At the shore, fish market, Vaikam, Kerala, India, by Charlie Grosso

 

“That’s the fish market.” Our driver points to an empty concrete lot as we drive past.

I immediately perk up.

Shooting for Wok the Dog is technically complete. After shooting markets around the world for 17 years, one would think I would never want to see another pile of dead fish or table full of fresh carcass again. The Hasselblad was left at home in my conviction.

Except the man uttered the words, f i s h   m a r k e t, and I intently wished for my Hasselblad and the super wide 40mm lens.
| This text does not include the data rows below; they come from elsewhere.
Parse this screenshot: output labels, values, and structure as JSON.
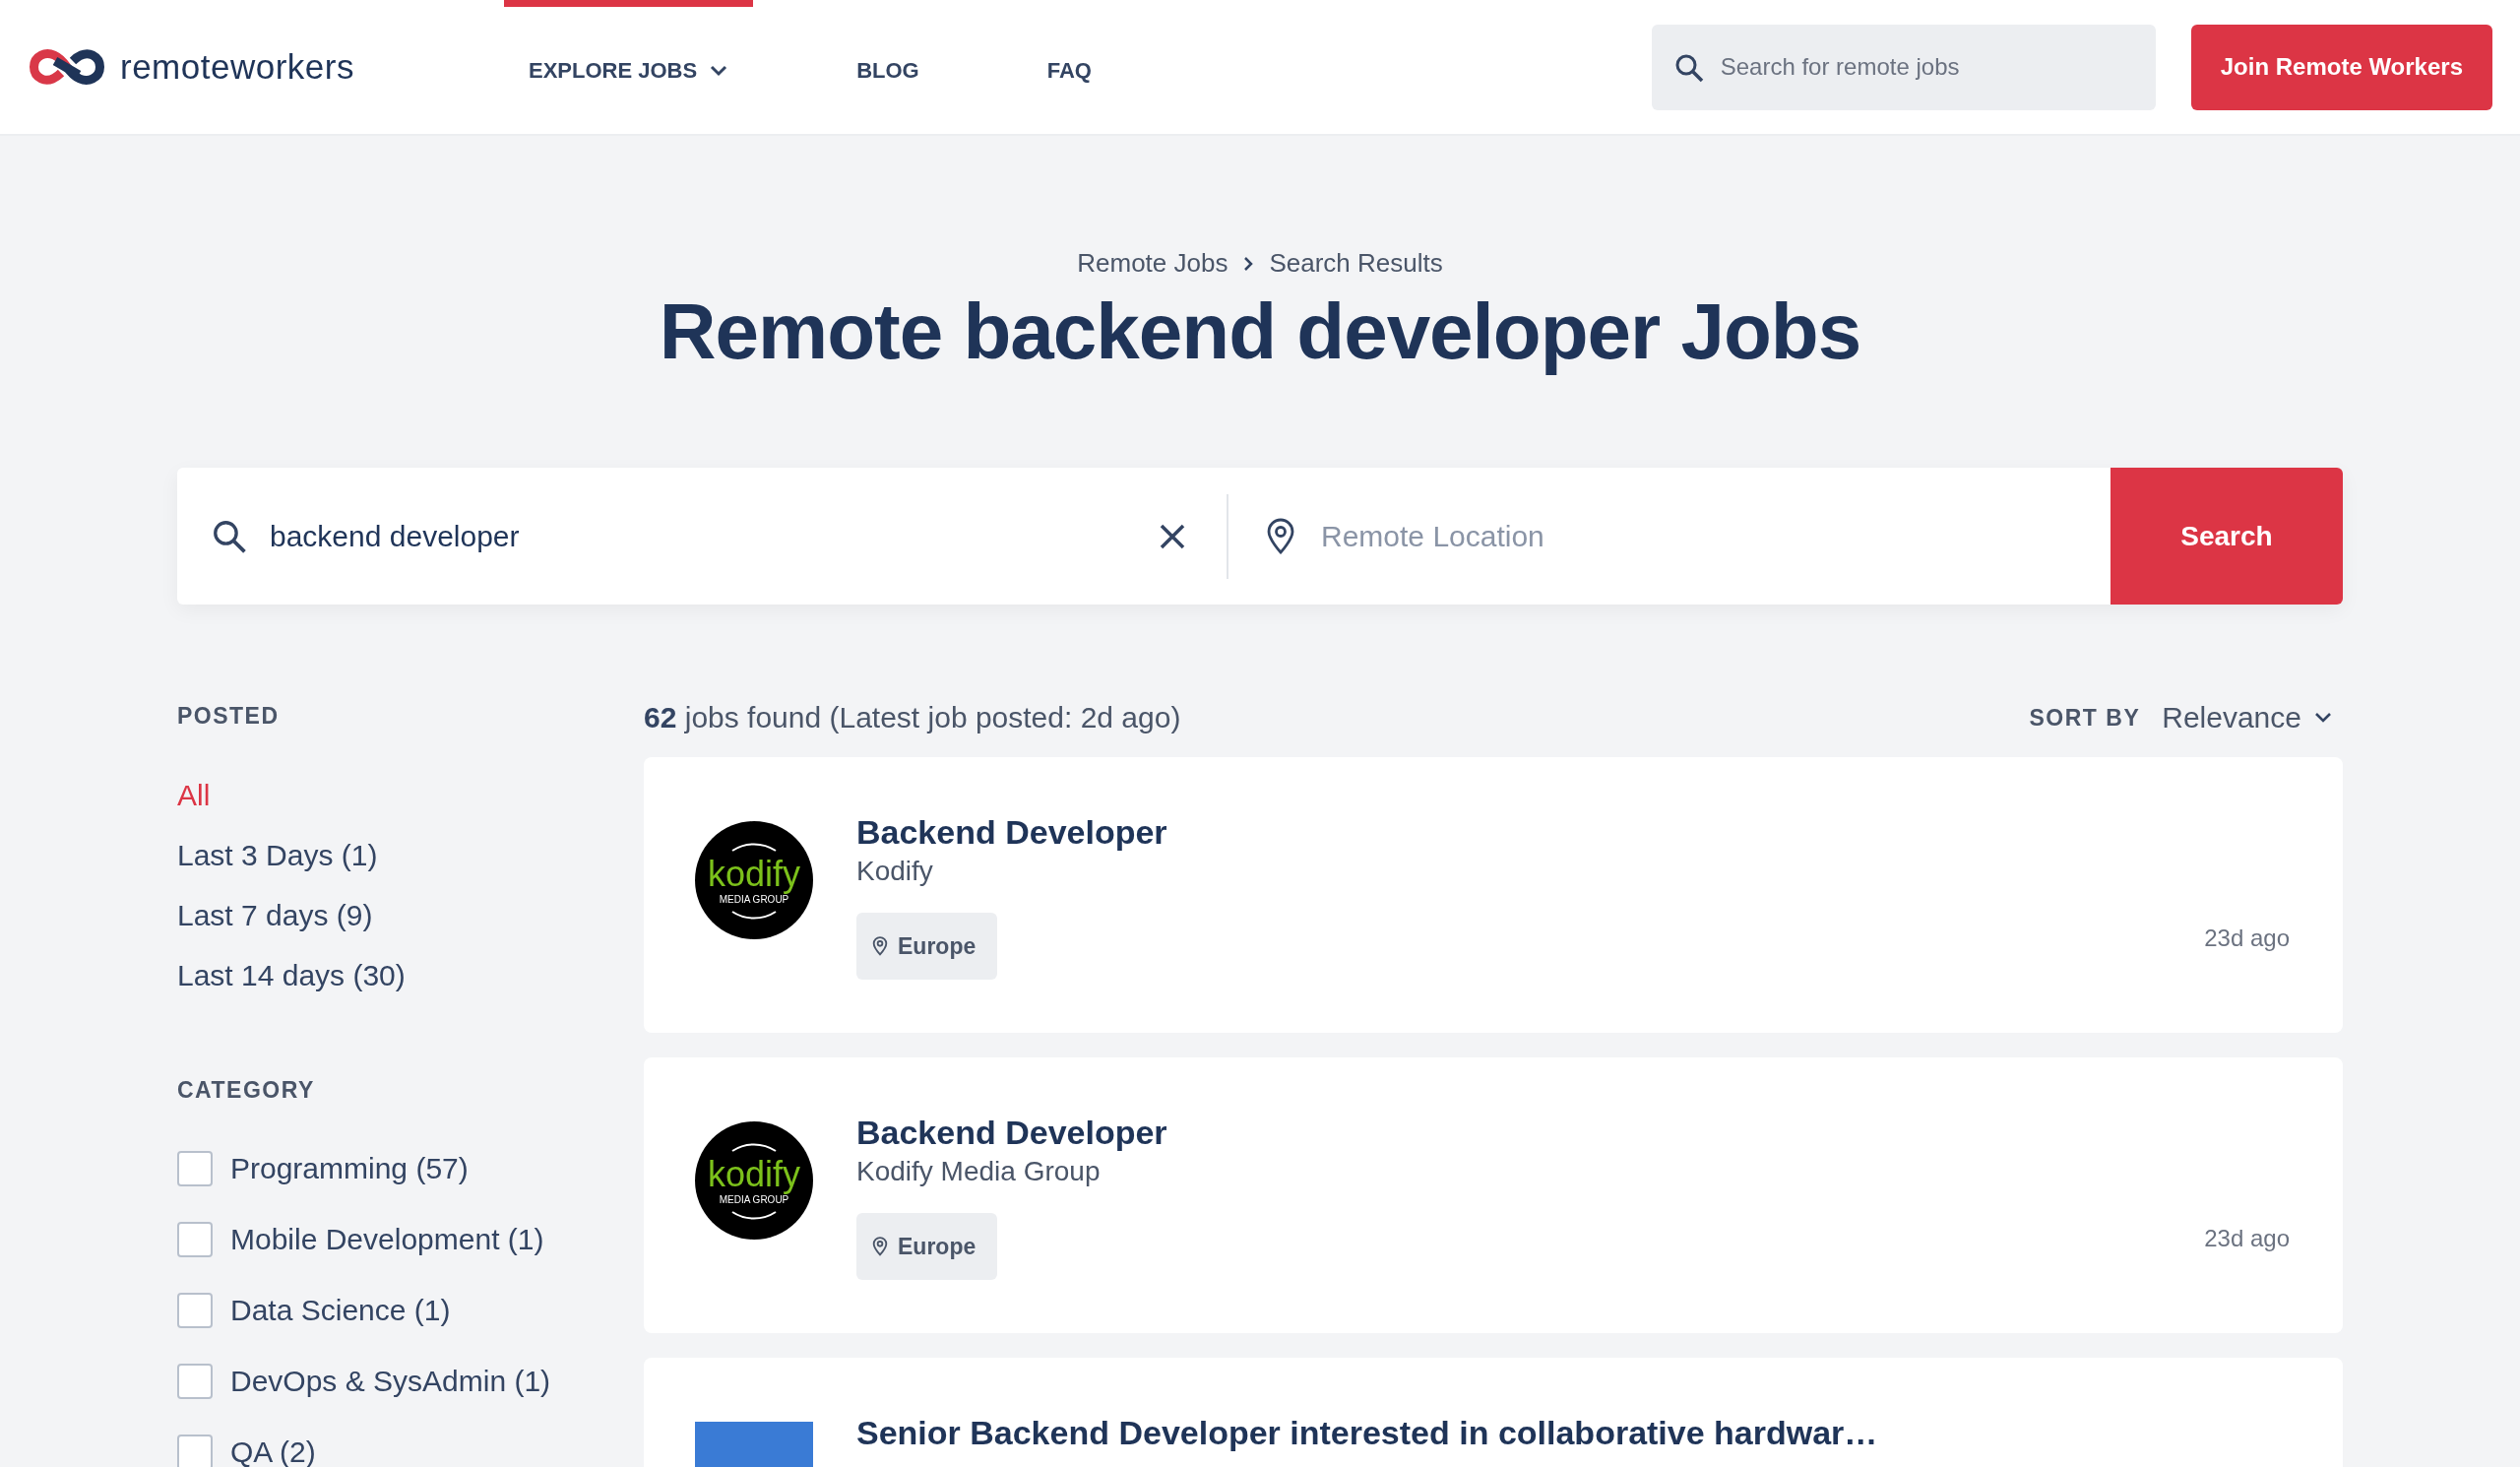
{
  "header": {
    "logo": "remoteworkers",
    "nav": [
      {
        "label": "EXPLORE JOBS",
        "selected": true,
        "dropdown": true
      },
      {
        "label": "BLOG",
        "selected": false,
        "dropdown": false
      },
      {
        "label": "FAQ",
        "selected": false,
        "dropdown": false
      }
    ],
    "search": {
      "placeholder": "Search for remote jobs"
    },
    "join_button": "Join Remote Workers"
  },
  "breadcrumb": [
    "Remote Jobs",
    "Search Results"
  ],
  "title": "Remote backend developer Jobs",
  "search_bar": {
    "query": "backend developer",
    "location_placeholder": "Remote Location",
    "button": "Search"
  },
  "filters": {
    "posted": {
      "heading": "POSTED",
      "options": [
        {
          "label": "All",
          "selected": true
        },
        {
          "label": "Last 3 Days (1)",
          "selected": false
        },
        {
          "label": "Last 7 days (9)",
          "selected": false
        },
        {
          "label": "Last 14 days (30)",
          "selected": false
        }
      ]
    },
    "category": {
      "heading": "CATEGORY",
      "options": [
        {
          "label": "Programming (57)",
          "checked": false
        },
        {
          "label": "Mobile Development (1)",
          "checked": false
        },
        {
          "label": "Data Science (1)",
          "checked": false
        },
        {
          "label": "DevOps & SysAdmin (1)",
          "checked": false
        },
        {
          "label": "QA (2)",
          "checked": false
        }
      ]
    }
  },
  "results": {
    "summary": "**62** jobs found (Latest job posted: 2d ago)",
    "sort_label": "SORT BY",
    "sort_value": "Relevance"
  },
  "jobs": [
    {
      "kind": "kodify",
      "title": "Backend Developer",
      "company": "Kodify",
      "logo_text": "kodify",
      "logo_subtext": "MEDIA GROUP",
      "location": "Europe",
      "posted": "23d ago"
    },
    {
      "kind": "kodify",
      "title": "Backend Developer",
      "company": "Kodify Media Group",
      "logo_text": "kodify",
      "logo_subtext": "MEDIA GROUP",
      "location": "Europe",
      "posted": "23d ago"
    },
    {
      "kind": "plain",
      "title": "Senior Backend Developer interested in collaborative hardwar…",
      "color": "#3a7bd5"
    }
  ]
}
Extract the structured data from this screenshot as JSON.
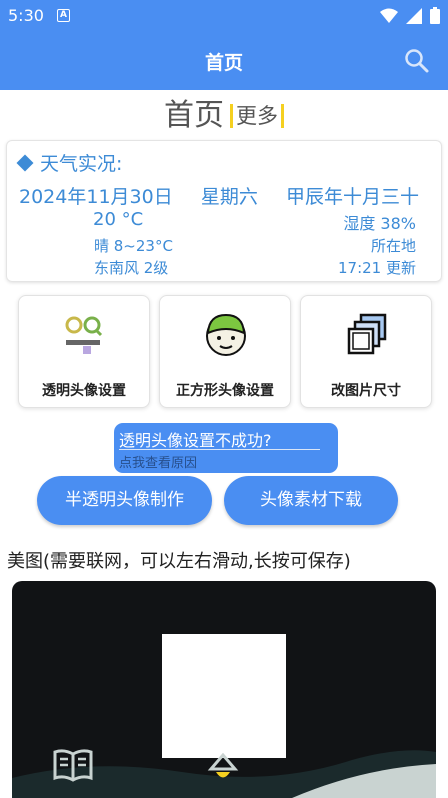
{
  "status_bar": {
    "time": "5:30",
    "sim_label": "A"
  },
  "app_bar": {
    "title": "首页"
  },
  "page_header": {
    "main": "首页",
    "more": "更多"
  },
  "weather": {
    "heading": "天气实况:",
    "date": "2024年11月30日",
    "weekday": "星期六",
    "lunar": "甲辰年十月三十",
    "temperature": "20 °C",
    "humidity": "湿度 38%",
    "condition_range": "晴 8~23°C",
    "location": "所在地",
    "wind": "东南风 2级",
    "updated": "17:21 更新"
  },
  "cards": [
    {
      "label": "透明头像设置",
      "icon": "qq-logo-icon"
    },
    {
      "label": "正方形头像设置",
      "icon": "cartoon-avatar-icon"
    },
    {
      "label": "改图片尺寸",
      "icon": "resize-images-icon"
    }
  ],
  "fail_notice": {
    "title": "透明头像设置不成功?",
    "link": "点我查看原因"
  },
  "buttons": {
    "semi_transparent": "半透明头像制作",
    "materials": "头像素材下载"
  },
  "gallery": {
    "title": "美图(需要联网，可以左右滑动,长按可保存)"
  },
  "colors": {
    "primary": "#4a8ef2",
    "weather_text": "#3d8bd6",
    "accent": "#f5d020"
  }
}
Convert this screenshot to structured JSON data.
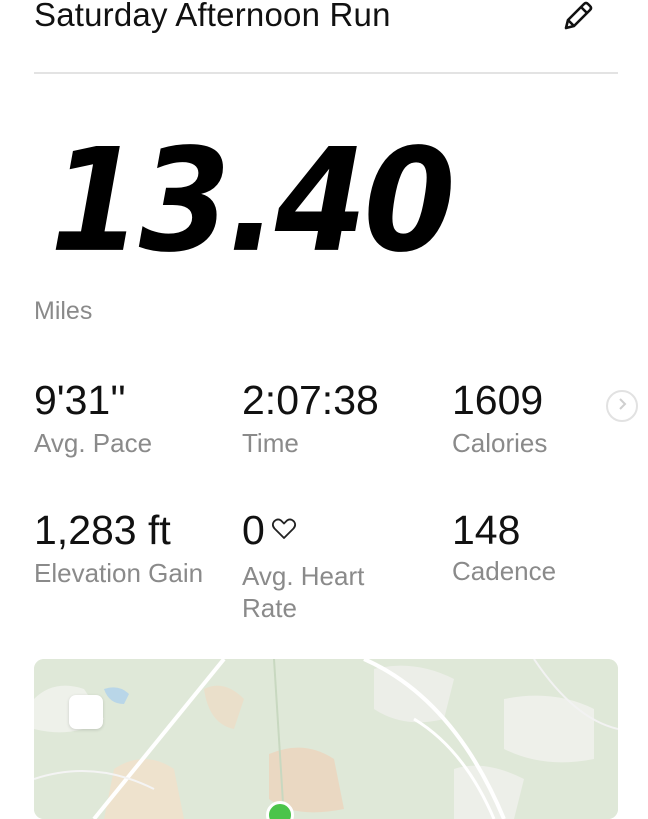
{
  "header": {
    "title": "Saturday Afternoon Run",
    "edit_icon": "pencil-icon"
  },
  "summary": {
    "distance": "13.40",
    "distance_unit": "Miles"
  },
  "stats": [
    {
      "value": "9'31''",
      "label": "Avg. Pace"
    },
    {
      "value": "2:07:38",
      "label": "Time"
    },
    {
      "value": "1609",
      "label": "Calories"
    },
    {
      "value": "1,283 ft",
      "label": "Elevation Gain"
    },
    {
      "value": "0",
      "label": "Avg. Heart Rate",
      "icon": "heart-outline-icon"
    },
    {
      "value": "148",
      "label": "Cadence"
    }
  ],
  "nav": {
    "next_icon": "chevron-right-icon"
  },
  "map": {
    "start_marker_color": "#4bc44a"
  }
}
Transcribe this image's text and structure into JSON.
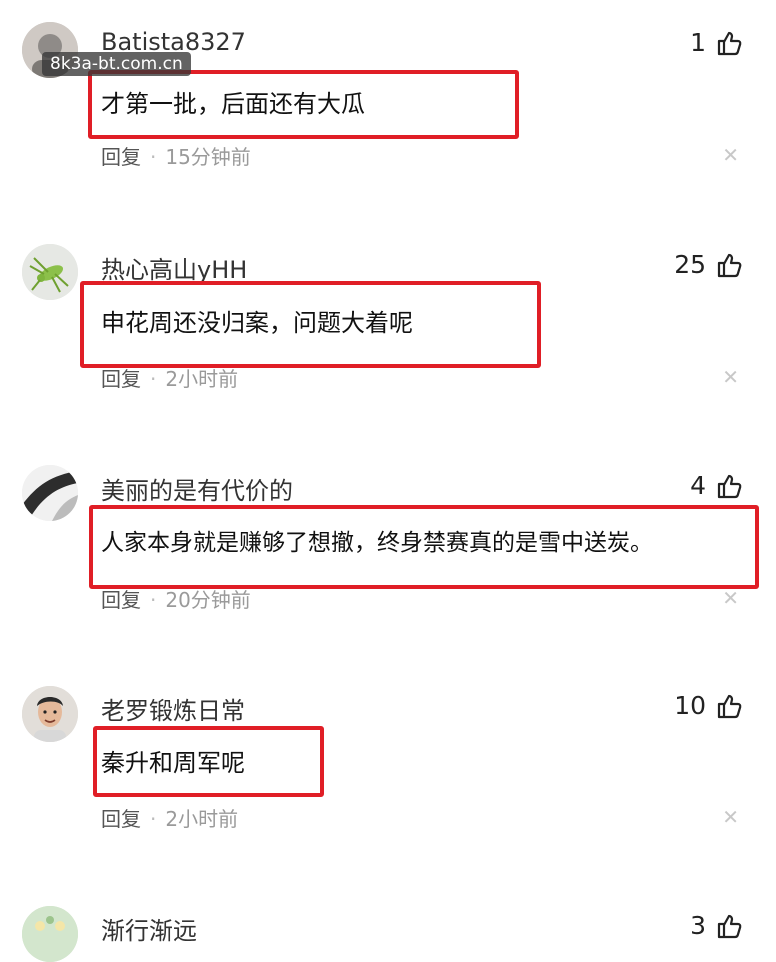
{
  "watermark": "8k3a-bt.com.cn",
  "comments": [
    {
      "username": "Batista8327",
      "likes": "1",
      "text": "才第一批，后面还有大瓜",
      "reply": "回复",
      "time": "15分钟前",
      "avatar_icon": "avatar-icon"
    },
    {
      "username": "热心高山yHH",
      "likes": "25",
      "text": "申花周还没归案，问题大着呢",
      "reply": "回复",
      "time": "2小时前",
      "avatar_icon": "grasshopper-avatar-icon"
    },
    {
      "username": "美丽的是有代价的",
      "likes": "4",
      "text": "人家本身就是赚够了想撤，终身禁赛真的是雪中送炭。",
      "reply": "回复",
      "time": "20分钟前",
      "avatar_icon": "abstract-avatar-icon"
    },
    {
      "username": "老罗锻炼日常",
      "likes": "10",
      "text": "秦升和周军呢",
      "reply": "回复",
      "time": "2小时前",
      "avatar_icon": "portrait-avatar-icon"
    },
    {
      "username": "渐行渐远",
      "likes": "3",
      "avatar_icon": "green-avatar-icon"
    }
  ],
  "icons": {
    "like": "thumbs-up-icon",
    "close": "close-icon"
  },
  "colors": {
    "highlight": "#e01e26",
    "meta": "#9a9a9a"
  }
}
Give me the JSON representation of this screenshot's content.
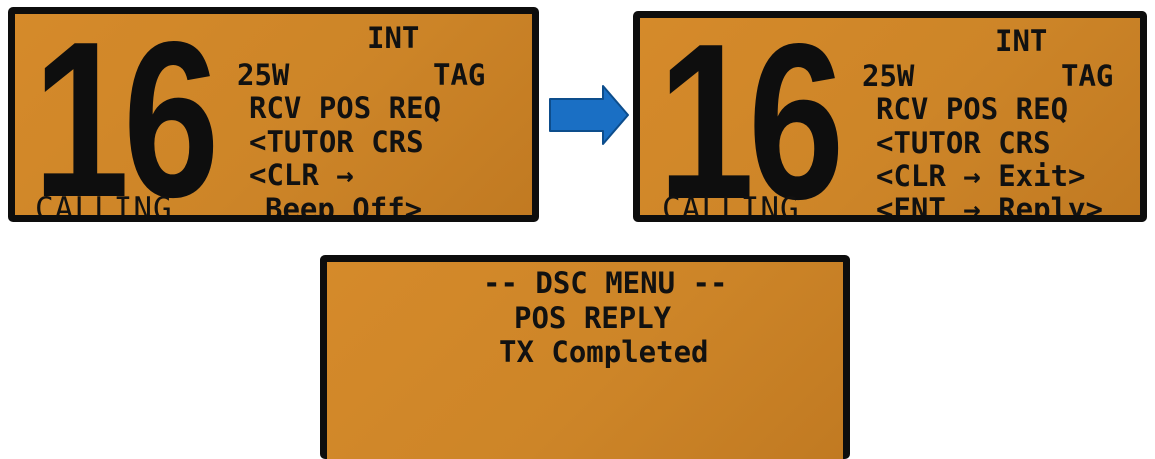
{
  "screen_before": {
    "channel": "16",
    "mode": "INT",
    "power": "25W",
    "tag": "TAG",
    "line1": "RCV POS REQ",
    "line2": "<TUTOR CRS",
    "line3": "<CLR →",
    "line4": "Beep Off>",
    "status": "CALLING"
  },
  "screen_after": {
    "channel": "16",
    "mode": "INT",
    "power": "25W",
    "tag": "TAG",
    "line1": "RCV POS REQ",
    "line2": "<TUTOR CRS",
    "line3": "<CLR → Exit>",
    "line4": "<ENT → Reply>",
    "status": "CALLING"
  },
  "screen_result": {
    "title": "-- DSC MENU --",
    "line1": "POS REPLY",
    "line2": "TX Completed"
  },
  "colors": {
    "lcd_background": "#cd8528",
    "lcd_bezel": "#0d0d0d",
    "arrow": "#1a6fc4"
  },
  "icons": {
    "transition": "right-arrow-icon"
  }
}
The next morning, I packed the Nikon and about to head out for the market when I saw the Fuji GF670 and though, well, maybe, maybe I should run a roll of film through it. I load the camera. I seal up the ziplock bag of film about to put it away only to open it again, take out another roll and put it in my pocket. Zip. Half way out of the door. Open the ziplock bag. Put another roll in my pocket.

Wok the Dog has anchored much of my travels. It gave the wanderlust a sense of purpose and refined my sense of identity. Who am I now? What is the purpose of this current stint of traveling? Who am I if I am not here to photograph the markets? I have an inkling of what the next big project will be, but it still only exist in the ethers and until it takes on concrete forms, I am an artist without a project, a woman without a country.

What do you do in-between projects?

Best guess, you show up and wait for the muse. You experiment. You play. The lesson….its a risky business to tie your identity to your work. Who are you when it is all done?!